PORTLAND, Maine — When the pandemic shut down businesses in March, it didn’t give Michelle Souliere a break from running her independent book store.
Exhausted and stressed, Souliere worked “like a maniac” for months after the city shutdowns, filing mail orders, setting up online systems and researching coronavirus safety protocols.
When the shop reopened in July, she found it surreal when customers would ask her how her “time off” was.
They were “completely oblivious to the fight for survival that small business owners in town had been undergoing,” she said.
Portland small-business owners, like Souliere at the Green Hand Bookshop, are in a tough predicament. Many supported the citywide movement that established wage increases and hazard pay for workers at high-risk jobs, which Portland voters passed by a 62-38 margin in November.
Souliere said it’s unfair to put employees in situations where they aren’t earning a living wage, especially while they remain at higher risk for coronavirus as front-line workers during the pandemic.
At the same time, she and others are trying to keep their businesses afloat without laying off workers since unemployment benefits are set to expire and Senate Majority Leader Mitch McConnell, R-Kentucky, shelved talks of a federal relief package months ago.
But as new coronavirus cases peak, the winter retail season looks bleak for small-business owners, who often work alongside the few workers they employ.
Souliere says she and her husband, Coast City Comics’ owner Tristan Gallagher, have been “ahead of the curve” on the minimum wage issue because they recognize that the current $12 rate is not a living wage — “especially in Portland where housing costs are so out of control,” Souliere said.
They’re both working “more than full-time” and keeping very few on payroll. Right now, she employs one and Gallagher employs three.
When the state last week announced a second round of Economic Recovery grants would be issued from federal CARES Act funds, Souliere was relieved to get a portion of the $54-million package.
“We can pay some of that pileup of bills and debt now.” she said. “I feel like I’m not hanging from quite as thin a thread as I was before.”
Noah Defilippis, who owns the independent gift shop store Pinecone + Chickadee, sees those grants as necessary to fill the gap for small-business owners, and loosen the tension between them and workers.

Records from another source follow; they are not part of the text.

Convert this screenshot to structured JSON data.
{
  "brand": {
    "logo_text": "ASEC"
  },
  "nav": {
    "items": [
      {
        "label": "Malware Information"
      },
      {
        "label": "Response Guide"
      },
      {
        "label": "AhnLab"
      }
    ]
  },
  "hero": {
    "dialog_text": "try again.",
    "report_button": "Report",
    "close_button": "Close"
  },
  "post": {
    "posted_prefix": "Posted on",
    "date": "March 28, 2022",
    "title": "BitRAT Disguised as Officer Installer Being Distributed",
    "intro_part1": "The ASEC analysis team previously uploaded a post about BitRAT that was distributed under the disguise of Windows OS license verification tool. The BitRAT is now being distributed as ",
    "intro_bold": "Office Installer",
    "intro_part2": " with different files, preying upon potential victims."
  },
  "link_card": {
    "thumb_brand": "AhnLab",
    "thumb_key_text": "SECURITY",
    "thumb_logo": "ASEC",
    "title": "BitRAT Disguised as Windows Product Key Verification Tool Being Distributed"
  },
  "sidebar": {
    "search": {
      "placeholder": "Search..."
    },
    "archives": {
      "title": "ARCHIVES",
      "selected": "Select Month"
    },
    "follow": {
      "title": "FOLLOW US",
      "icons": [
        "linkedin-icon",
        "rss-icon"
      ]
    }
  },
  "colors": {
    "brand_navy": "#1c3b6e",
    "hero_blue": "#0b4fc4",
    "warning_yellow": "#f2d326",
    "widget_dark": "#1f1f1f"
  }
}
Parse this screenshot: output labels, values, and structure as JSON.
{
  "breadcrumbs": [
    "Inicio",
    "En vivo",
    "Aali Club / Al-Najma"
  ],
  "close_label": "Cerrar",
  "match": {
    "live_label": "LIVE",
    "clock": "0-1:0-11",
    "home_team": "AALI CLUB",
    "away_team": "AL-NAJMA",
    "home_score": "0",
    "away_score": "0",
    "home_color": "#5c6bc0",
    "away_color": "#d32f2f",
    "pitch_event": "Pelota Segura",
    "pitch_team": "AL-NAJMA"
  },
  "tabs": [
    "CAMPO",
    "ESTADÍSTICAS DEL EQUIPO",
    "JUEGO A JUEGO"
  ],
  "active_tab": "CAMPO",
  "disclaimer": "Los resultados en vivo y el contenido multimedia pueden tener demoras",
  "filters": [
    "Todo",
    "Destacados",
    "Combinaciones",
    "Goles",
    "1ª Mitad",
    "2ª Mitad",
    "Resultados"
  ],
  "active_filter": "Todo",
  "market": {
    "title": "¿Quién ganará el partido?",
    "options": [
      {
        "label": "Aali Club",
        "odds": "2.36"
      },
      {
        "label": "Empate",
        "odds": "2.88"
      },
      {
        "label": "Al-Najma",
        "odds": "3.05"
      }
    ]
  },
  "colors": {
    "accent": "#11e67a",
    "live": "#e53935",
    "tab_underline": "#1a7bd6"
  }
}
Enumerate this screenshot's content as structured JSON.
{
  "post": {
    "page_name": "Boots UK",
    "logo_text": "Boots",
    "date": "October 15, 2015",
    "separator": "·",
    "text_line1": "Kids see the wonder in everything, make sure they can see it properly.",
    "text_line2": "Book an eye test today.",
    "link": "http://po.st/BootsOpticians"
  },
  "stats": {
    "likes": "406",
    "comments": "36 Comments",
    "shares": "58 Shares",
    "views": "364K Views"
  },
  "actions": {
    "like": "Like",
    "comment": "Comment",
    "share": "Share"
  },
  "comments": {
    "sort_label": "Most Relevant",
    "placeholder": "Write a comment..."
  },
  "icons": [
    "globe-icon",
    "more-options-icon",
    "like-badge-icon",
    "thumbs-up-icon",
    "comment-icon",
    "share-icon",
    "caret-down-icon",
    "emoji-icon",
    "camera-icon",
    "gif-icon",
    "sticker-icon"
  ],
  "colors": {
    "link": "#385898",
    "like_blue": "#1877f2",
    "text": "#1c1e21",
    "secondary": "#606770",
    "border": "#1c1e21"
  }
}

“There needs to be more of that to support local businesses so they don’t feel like they need to lay off employees,” said Defilippis, who supported higher wages for Portland workers. “This year we are looking to hopefully just break even and be able to help out our staff in any way we can.”